In response a spokeswoman for Oracle, Deborah Hellinger said:
“We don’t agree with the allegations and intend to vigorously defend the matter.”
According to the former employee, management told her to add millions in accruals for expected future business “with no concrete or foreseeable billing to support the numbers,” while executives senior to herself would also add accruals themselves.
Oracle faces tough competition from cloud computing products, which are basically software in data centers and not like their legacy software products connected to users’ computers. Currently legacy products are a major contributor to Oracle’s earnings and it is attempting to diversify.
During the previous quarter Oracle’s on-premises software sales dropped slightly compared to the prior year however earned the business $6.35 billion in revenue, 70 percent of its total revenue. Compared cloud revenue generated $735 million, just 8 percent of revenue but growing by 40percent on the previous year.
The California headquartered company has faced significant pressure from smaller rivals who specialise in cloud products such as Salesforce.com Inc.
Oracle has heavily invested in its cloud division during the last few years with a mission to gain a significant portion of the cloud marketplace. Safra Catz, co-chief executive of Oracle has stated in March that its cloud division is in a “hyper-growth phase.”
Blackburn lost her job at the business on October 15, 2015, just a month after her alleged disagreement with her managements accounting practices and two months following a positive performance review.

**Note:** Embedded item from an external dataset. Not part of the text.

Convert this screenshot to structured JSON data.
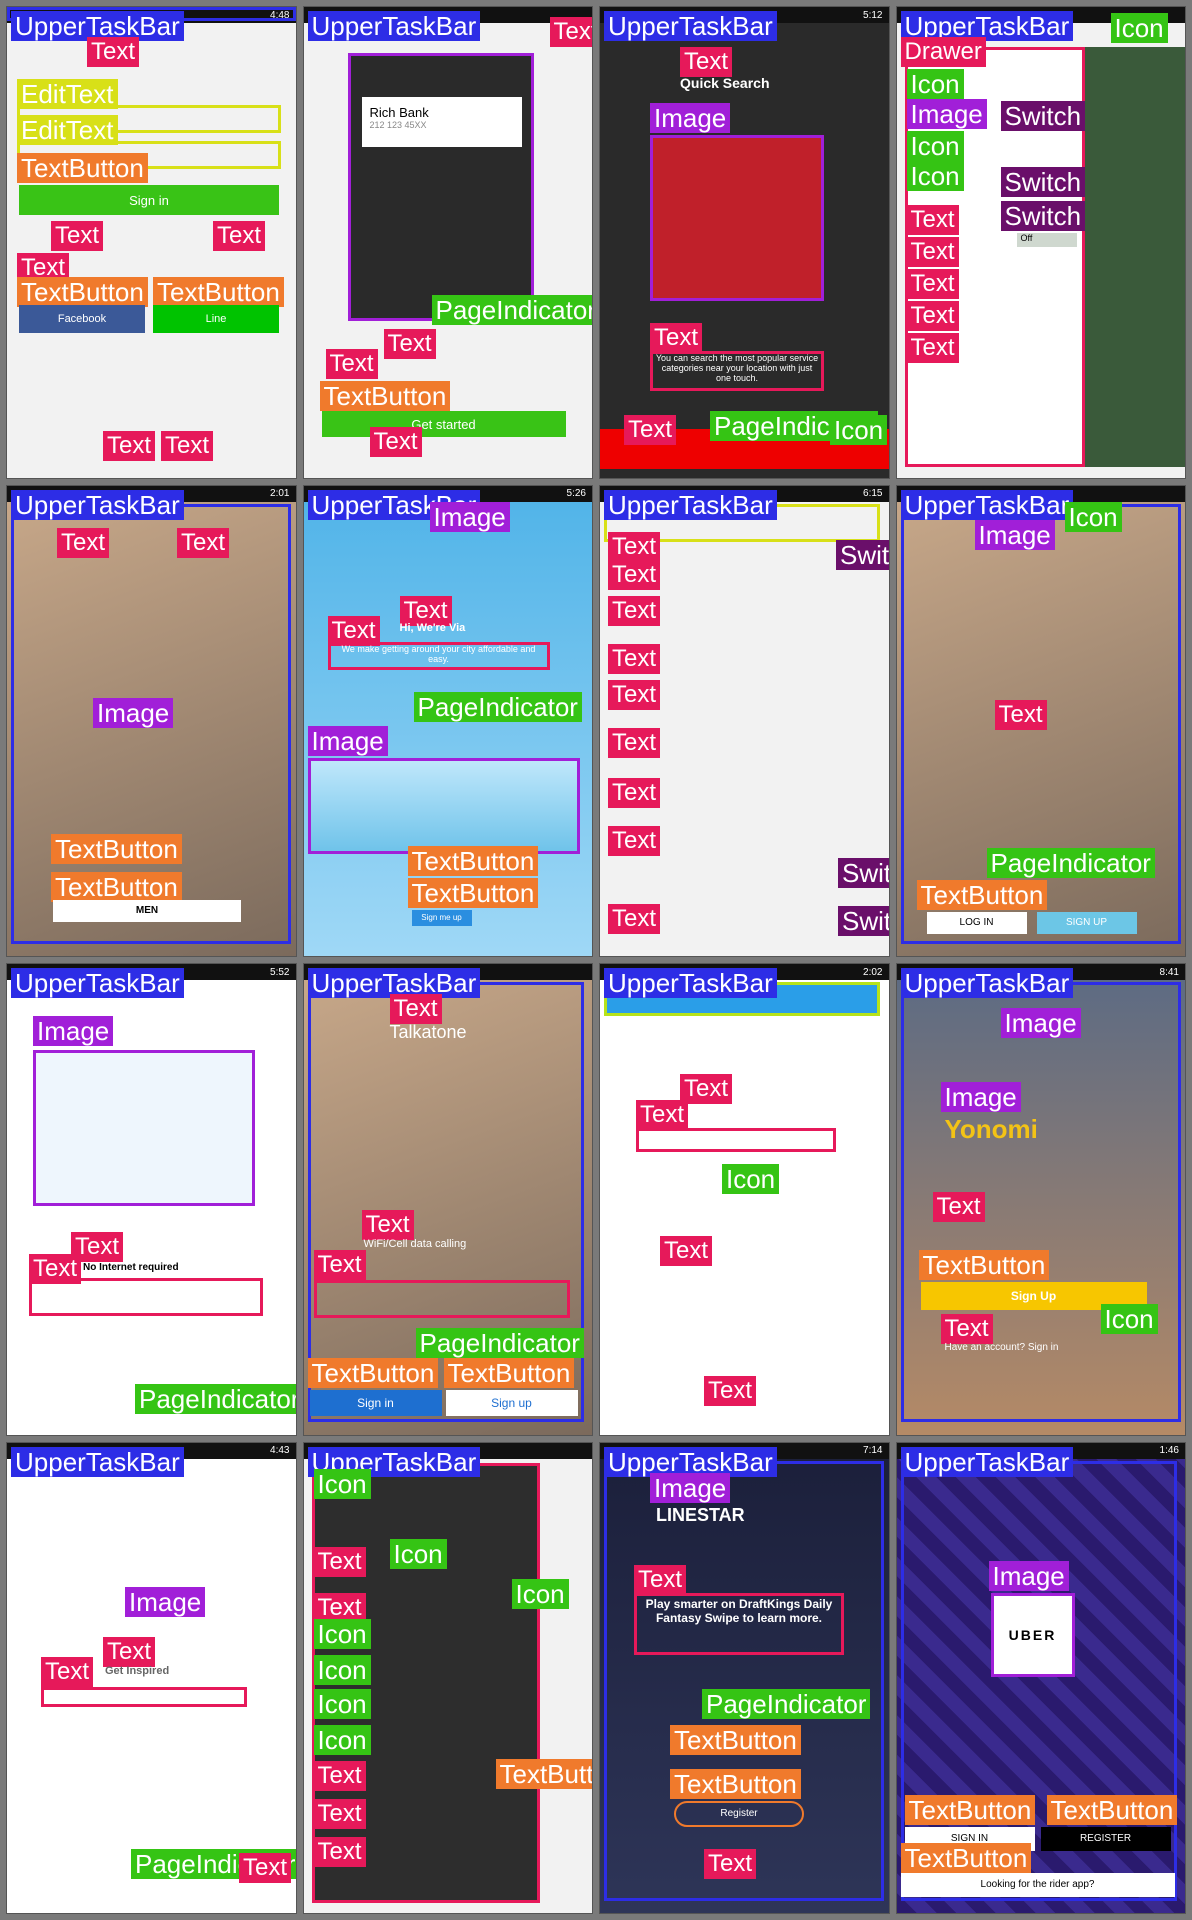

She stated that the company viewed her as “more of a roadblock than a team player who would blindly generate financial reports using improper bases in order to justify the bottom lines that her superiors demanded to see.”